In an order dated Nov. 9 and released Friday, the Federal Reserve Board called for the immediate dismissal of Williams from the bank and its board.
In the order, federal regulators described Orion as “critically undercapitalized.” They claimed the bank loaned about $60 million in June to straw borrowers who used $15 million to buy stock in the bank’s parent company. A straw borrower commonly refers to an individual whose credit history, name and Social Security number are used to hide the identity of the organizers of a for-profit mortgage fraud scheme.
The stock purchases came at a time when the bank had been ordered to raise additional capital.
When the bank made the loans back in June it had already reached its legal lending limit, according to the order. Regulators say the loans were written “in an unsafe and unsound” way and Williams gave false statements about the capital raised from the stock purchase, telling them it was done “without financing” provided by the bank.
As a result of those false statements, the Federal Reserve Bank says Orion suffered additional loan losses and violated a written regulatory agreement designed to address its financial problems.
The bank has been the subject of several enforcement actions. The latest, a cease-and-desist order, called for Orion to increase its capital by no later than Nov. 20, and restricted its ability to pay dividends or offer above-market interest rates.
Williams could not be reached for comment. A spokeswoman for the Federal Reserve Bank said it’s policy not to comment on orders of this kind.
Some have come to the defense of Williams, who has been a well-respected banker and community leader. He was named community banker of the year by American Banker, a trade journal, in 2006.
Skip Quillen, owner of Culinary Concepts, which has five restaurants in Southwest Florida, said Williams was were there for him when he needed a loan.
“Unfortunately bad things happen to good people,” he said. “I don’t have a bad word to say about him. He’s a great guy.”
He’s still upset about the closing.
“I think it hit the whole town hard,” Quillen said. “The whole situation is just a mess.”
He said he hasn’t tried to call Williams, figuring he has enough to deal with. He considers him a friend.
Others are more critical of Williams. Some question whether criminal charges will be brought against him because of the allegations made by bank regulators.
Kristi Lester, a spokeswoman for the Collier County Sheriff’s Office, said her office is not investigating Orion or Williams.

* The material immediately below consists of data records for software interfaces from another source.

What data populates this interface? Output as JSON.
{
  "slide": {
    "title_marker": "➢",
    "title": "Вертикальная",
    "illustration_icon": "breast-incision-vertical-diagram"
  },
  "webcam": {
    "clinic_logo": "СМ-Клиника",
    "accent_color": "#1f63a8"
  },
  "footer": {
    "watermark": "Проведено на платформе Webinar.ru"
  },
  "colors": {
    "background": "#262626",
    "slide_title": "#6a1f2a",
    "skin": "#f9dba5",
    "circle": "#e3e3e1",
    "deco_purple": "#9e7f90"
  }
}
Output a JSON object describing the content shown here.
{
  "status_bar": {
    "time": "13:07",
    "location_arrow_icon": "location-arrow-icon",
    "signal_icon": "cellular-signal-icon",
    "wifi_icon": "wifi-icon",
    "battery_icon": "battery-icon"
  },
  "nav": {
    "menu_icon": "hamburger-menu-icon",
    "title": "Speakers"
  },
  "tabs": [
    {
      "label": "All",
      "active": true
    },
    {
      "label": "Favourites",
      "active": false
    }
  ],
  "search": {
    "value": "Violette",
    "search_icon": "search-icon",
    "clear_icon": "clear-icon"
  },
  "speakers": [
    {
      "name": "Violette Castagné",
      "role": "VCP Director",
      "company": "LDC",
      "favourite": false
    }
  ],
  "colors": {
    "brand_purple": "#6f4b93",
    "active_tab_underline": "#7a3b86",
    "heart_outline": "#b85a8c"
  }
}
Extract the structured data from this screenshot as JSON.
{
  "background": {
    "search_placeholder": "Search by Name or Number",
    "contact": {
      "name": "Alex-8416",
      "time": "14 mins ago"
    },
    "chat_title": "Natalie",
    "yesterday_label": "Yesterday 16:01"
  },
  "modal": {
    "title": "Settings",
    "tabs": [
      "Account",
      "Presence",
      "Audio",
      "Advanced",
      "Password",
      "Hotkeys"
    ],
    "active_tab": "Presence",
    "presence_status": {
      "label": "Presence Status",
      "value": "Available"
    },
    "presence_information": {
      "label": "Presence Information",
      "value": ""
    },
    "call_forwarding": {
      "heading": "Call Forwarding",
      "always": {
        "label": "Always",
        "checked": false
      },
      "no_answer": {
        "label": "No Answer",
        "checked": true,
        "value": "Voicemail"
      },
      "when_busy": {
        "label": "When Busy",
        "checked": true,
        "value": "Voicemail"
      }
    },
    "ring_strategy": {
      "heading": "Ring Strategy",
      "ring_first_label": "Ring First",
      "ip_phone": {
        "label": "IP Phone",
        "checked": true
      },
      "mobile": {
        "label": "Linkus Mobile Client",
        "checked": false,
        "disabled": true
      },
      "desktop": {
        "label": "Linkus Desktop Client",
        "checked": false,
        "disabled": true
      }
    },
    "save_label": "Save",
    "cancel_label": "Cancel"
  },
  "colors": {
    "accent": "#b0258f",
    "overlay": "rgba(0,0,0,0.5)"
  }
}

The Florida Office of Financial Regulation has the authority to investigate and take legal action when violations of state law are suspected. But it does not discuss possible regulatory actions against banks, said spokeswoman Holly Hinson.
Customer reactions were mixed Monday when Orion reopened as IberiaBank.
“I kind of heard about what was going on,” said North Naples resident Jerry Griffin, 24, while walking back to his car from the bank.
“I’m not sure who IberiaBank is. I haven’t had any issues as far as the transition so far.”
He was confident his money was safe.
North Naples resident Dora Sharpe, 47, said she learned of the bank switch in the newspaper. It came as a surprise.
Also surprising, Sharpe said, was how quick all the Orion signs became IberiaBank signs.
“How did they change signs so fast?” she asked with a chuckle.
In a more serious tone, Sharpe said she’d never had any trouble with Orion before and her money was safe.
She got her first test of the relationship with her new bank when she used her old ATM card on Saturday,
“That was a big test for us, because when you need money you need money,” Sharpe said.
Orion’s failure marked the 122nd FDIC-insured institution to close this year. Ten other Florida banks closed in 2009, including Sarasota-based Century Bank, which also failed Friday.
Orion operated 23 branches from Bradenton to Key West. Shortly after the close of business at 6 p.m. Friday, signs were posted on branch office doors announcing the federal action.
Staff reporter Kelly Farrell contributed to this story.
ed for Orion to increase its capital by no later than Nov. 20, and restricted its ability to pay dividends or offer above-market interest rates.